So please, oh PLEASE, we beg, we pray, Go throw your TV set away, And in its place you can install, A lovely bookshelf on the wall.

-Roald Dahl (Charlie and the Chocolate Factory)

Saurus St is just like any other street . . . except for the dinosaurs. The Saurus Street Series by Nick Falk and Tony Flowers

The Saurus Street series

The Saurus Street Series

Saurus St is just like any other street . . . except for the dinosaurs.

Tyrannosaurus in the Veggie Patch
When Jack wishes for his own Tyrannosaurus, he doesn’t expect a real live one to turn up in the veggie patch.

A Pterodatyl Stole My Homework
What bad luck! Just when Sam’s finished his homework a pterodactyl flies through the window and steals it.
 
The Very Naughty Velociraptor
Tom and Tam are horrified when they find out Great Aunt Gertrude is coming to stay. She’s got bad breath, smelly feet and her false teeth like to bite.

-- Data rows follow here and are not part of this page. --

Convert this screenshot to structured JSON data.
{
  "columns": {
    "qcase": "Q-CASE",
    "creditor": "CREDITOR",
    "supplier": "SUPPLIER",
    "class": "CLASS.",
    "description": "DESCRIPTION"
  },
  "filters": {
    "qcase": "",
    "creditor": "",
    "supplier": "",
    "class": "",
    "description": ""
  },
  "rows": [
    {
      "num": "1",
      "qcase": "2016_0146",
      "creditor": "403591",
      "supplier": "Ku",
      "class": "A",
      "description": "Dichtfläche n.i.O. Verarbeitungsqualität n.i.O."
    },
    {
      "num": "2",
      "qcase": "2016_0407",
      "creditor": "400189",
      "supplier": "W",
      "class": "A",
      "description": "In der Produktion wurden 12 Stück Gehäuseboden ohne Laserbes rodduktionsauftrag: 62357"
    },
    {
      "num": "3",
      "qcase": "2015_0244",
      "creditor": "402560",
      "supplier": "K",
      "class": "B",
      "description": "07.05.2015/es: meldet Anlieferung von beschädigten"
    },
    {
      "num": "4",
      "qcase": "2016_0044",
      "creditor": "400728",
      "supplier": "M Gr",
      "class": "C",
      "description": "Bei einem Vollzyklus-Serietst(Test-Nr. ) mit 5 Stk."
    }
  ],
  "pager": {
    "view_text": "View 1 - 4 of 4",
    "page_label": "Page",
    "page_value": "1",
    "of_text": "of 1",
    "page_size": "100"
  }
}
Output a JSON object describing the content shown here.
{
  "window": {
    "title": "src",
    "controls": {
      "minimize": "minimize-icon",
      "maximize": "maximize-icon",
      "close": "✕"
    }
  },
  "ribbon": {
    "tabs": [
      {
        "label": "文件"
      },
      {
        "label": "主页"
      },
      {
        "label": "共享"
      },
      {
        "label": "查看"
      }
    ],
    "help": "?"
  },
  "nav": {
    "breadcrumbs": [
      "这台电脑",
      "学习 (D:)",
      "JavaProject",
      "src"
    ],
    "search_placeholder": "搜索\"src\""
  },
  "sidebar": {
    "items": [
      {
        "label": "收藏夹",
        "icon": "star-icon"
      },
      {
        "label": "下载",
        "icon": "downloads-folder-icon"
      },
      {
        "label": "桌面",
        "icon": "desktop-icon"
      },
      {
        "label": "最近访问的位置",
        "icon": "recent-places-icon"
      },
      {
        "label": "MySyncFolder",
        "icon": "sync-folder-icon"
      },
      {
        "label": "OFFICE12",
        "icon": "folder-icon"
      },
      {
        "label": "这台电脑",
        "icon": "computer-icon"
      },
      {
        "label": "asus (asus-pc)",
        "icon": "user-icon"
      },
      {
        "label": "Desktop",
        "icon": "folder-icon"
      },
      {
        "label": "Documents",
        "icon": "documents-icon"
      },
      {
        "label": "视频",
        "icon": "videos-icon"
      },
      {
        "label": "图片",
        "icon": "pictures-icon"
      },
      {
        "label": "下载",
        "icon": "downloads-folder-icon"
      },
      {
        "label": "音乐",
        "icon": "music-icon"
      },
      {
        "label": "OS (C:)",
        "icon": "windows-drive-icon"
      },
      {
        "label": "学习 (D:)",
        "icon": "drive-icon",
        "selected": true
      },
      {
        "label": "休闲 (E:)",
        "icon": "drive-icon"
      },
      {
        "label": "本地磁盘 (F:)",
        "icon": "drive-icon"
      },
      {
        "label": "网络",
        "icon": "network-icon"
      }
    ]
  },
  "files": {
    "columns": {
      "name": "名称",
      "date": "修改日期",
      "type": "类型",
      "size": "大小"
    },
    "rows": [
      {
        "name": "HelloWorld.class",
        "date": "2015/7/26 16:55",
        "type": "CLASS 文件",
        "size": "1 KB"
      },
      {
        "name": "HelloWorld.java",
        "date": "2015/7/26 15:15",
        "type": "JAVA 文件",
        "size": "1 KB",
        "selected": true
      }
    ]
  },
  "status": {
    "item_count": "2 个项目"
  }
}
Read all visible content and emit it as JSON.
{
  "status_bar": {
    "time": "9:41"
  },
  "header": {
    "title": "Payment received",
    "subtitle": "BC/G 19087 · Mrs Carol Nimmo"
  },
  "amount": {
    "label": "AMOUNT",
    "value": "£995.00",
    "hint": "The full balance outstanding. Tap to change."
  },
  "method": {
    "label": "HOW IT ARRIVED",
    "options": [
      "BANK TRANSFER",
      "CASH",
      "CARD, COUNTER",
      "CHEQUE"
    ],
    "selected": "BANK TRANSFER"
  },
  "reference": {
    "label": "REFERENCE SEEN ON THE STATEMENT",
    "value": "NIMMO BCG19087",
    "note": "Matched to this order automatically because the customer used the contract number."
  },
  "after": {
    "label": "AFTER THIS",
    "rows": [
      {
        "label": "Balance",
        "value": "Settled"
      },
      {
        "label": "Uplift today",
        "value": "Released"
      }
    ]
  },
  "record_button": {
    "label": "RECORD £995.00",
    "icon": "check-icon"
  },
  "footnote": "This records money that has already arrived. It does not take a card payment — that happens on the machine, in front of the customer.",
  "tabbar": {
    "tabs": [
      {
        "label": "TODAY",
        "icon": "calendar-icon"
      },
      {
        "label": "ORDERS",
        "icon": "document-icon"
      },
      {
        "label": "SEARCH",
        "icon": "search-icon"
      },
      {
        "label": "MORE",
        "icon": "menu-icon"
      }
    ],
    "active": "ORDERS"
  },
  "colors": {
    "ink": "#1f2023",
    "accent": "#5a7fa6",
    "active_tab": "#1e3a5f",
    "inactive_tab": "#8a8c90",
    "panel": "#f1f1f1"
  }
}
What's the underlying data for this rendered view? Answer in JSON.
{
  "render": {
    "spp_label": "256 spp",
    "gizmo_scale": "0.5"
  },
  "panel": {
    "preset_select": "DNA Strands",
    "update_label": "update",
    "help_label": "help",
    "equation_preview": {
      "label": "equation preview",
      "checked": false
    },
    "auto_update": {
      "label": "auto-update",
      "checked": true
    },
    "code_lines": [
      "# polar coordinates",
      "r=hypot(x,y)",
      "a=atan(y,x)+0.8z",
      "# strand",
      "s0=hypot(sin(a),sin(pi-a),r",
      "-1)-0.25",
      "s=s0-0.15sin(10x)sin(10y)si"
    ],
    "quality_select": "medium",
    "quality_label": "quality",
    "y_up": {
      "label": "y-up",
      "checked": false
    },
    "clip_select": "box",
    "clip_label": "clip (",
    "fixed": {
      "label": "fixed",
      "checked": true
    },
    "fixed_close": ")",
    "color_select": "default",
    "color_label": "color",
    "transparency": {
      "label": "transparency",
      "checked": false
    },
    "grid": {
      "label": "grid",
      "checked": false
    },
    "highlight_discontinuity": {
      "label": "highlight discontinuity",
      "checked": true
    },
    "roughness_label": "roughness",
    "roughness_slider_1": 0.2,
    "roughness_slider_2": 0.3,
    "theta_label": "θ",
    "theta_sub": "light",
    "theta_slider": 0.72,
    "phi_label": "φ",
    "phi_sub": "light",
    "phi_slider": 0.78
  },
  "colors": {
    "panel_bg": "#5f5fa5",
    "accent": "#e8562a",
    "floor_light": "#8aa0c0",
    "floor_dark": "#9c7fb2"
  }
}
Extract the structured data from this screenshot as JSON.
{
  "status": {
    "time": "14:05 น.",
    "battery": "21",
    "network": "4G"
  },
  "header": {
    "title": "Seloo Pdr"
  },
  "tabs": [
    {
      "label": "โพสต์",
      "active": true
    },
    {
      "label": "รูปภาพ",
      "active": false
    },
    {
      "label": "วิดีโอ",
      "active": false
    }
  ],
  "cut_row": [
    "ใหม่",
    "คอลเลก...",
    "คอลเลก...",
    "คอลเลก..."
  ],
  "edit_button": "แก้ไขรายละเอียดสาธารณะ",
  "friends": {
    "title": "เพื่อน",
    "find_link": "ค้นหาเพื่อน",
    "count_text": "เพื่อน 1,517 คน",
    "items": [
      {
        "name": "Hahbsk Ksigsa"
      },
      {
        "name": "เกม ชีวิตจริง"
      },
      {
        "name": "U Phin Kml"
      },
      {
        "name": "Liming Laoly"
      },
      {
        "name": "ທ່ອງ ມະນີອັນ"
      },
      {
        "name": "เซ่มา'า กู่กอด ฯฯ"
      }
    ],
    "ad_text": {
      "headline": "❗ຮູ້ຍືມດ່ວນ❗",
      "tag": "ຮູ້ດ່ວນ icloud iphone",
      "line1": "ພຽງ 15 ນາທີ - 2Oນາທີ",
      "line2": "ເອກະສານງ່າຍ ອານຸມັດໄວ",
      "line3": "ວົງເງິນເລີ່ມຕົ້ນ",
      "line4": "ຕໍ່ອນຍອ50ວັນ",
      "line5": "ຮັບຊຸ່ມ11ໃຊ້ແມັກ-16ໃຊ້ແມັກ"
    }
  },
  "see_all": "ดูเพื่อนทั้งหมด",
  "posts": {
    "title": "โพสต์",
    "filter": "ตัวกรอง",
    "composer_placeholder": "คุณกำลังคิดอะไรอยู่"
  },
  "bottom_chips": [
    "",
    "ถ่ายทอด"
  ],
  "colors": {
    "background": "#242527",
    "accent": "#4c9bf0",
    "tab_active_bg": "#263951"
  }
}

An Allosaurus ate my Uncle
When Susie won’t hand over her pocket money to her mean cousin Walter, he locks her in the attic.

(Includes a video of the author, Nick Falk discussing the books and a video of the illustrator, Tony Flowers, drawing dinosaurs) => http://bit.ly/ZB8qhO

The Case for Rereading the High School Classics

If the act of rereading a book is partly about remembering the you who paged through it the first time, and comparing that version of yourself to the one dipping into that book again, the classics that we read in high school offer endless possibilities for rediscovery, for looking at ourselves then and now. That’s part of what makes Kevin Smokler’s new book, Practical Classics: 50 Reasons to Reread 50 Books You Haven’t Touched Since High School, so much fun. His homages to 50 titles, including Pride and Prejudice, The Great Gatsby, The Bluest Eye, The Heart Is a Lonely Hunter, and even The Scarlet Letter (he writes, “I don’t like it either,” but argues for rereading it nonetheless), offers a truly enjoyable trip down one’s personal memory lane of books. It’s also a love letter to the act of reading, to continual learning, and to making an effort to slow down and savor the good books in life.

=> http://bit.ly/YmelCy